Kensal Rise’s Lexi Cinema has reopened to a design by Rise Design Studio. The much-loved north London community hub and local landmark was in need of a refresh to increase capacity and refine its offering, when the locally based architecture studio led by co-directors Sean Ronnie Hill and Imran Jahn stepped in.
‘We got involved about six years ago, as this is our local cinema,’ Hill explains. ‘We were approached by the Lexi and first they asked if we could help with odd jobs around the cinema. We were initially asked to make a beer garden out of a little car park at the back. We managed to get the local head of planning here and while the beer garden didn’t happen, we decided to start planning a second screen, to expand the existing cinema.’ At the same time, an electrical fire during the pandemic, was ‘a make or break moment’, the team recalls. While luckily nobody was hurt, the building suffered a lot of smoke damage so everything (including technical fabrics, projector, seats etc) had to be replaced.
Viewing this as an opportunity, rather than a challenge, the design team together with Lexi founder Sally Wilton, embarked on a delicate and compact transformation that saw part of the rear car park built and turned into a second screen, while the interiors were tidied, reorganised and given a new lease of life by the creation of bonus areas such as a new bar for guests (which includes an original Tracey Emin artwork). At the same time, several features from the original structure (the Lexi occupies the building of an Edwardian gabled brick theatre) were retained and incorporated into the design.
Each of the venue’s two screens now has its own identity (one is deep blue, and one is lilac), while graphic designer Joan Zalacain worked pro bono on the Lexi’s smart new wayfinding and signage. This, along with architectural gestures such as the consistently dark rubber tiles and pink walls in the corridors and entry hall, brings everything neatly together, visually linking circulation all across the cinema.
Sustainability was also a key part of the brief, as the architects used passive cooling techniques throughout, while incorporating a mechanical ventilation heat recovery (MVHR) system and designing the building to be airtightly sealed to minimise heat loss. A planted roof in the new section of the building not only adds greenery to the neighbourhood and the neighbours’ views, but also helps support biodioversity in this very urban part of London.

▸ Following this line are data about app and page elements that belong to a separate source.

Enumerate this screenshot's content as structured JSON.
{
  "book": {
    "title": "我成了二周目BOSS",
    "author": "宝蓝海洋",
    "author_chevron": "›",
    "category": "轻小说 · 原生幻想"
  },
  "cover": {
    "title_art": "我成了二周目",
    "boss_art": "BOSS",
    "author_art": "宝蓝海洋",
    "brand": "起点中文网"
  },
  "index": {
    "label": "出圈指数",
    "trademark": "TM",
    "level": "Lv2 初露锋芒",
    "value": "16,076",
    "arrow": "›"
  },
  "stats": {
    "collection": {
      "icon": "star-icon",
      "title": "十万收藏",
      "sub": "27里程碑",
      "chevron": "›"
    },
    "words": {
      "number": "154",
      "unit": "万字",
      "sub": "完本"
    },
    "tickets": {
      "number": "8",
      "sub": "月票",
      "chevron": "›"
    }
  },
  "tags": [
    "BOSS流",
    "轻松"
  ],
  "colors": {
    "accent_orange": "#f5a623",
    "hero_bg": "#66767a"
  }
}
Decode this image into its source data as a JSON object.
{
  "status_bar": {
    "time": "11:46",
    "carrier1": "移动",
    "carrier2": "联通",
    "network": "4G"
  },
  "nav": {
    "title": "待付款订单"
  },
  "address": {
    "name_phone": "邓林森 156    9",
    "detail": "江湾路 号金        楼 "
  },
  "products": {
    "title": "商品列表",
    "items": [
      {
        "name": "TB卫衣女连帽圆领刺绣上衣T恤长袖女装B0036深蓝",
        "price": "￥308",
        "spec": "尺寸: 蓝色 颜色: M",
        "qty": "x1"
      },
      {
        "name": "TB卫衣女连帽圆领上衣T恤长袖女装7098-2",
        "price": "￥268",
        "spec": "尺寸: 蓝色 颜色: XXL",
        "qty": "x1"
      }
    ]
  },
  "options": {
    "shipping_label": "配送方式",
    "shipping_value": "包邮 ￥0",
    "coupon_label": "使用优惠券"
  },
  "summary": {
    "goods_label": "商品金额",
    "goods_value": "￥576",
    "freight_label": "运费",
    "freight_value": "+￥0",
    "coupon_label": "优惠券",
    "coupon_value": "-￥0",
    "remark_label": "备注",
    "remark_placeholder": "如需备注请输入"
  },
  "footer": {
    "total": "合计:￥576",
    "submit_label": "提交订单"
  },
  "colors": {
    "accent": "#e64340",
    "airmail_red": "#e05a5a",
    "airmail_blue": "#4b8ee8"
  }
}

‘The Lexi Cinema holds a special position in the Kensal Rise community, so we approached the project as an opportunity to contribute to both the built environment and social lifeblood of the area. An exercise in community partnership, The Lexi Hub has been designed to respect its neighbours while providing them with invaluable space to gather, learn, contribute, connect, and relax,’ says Hill. §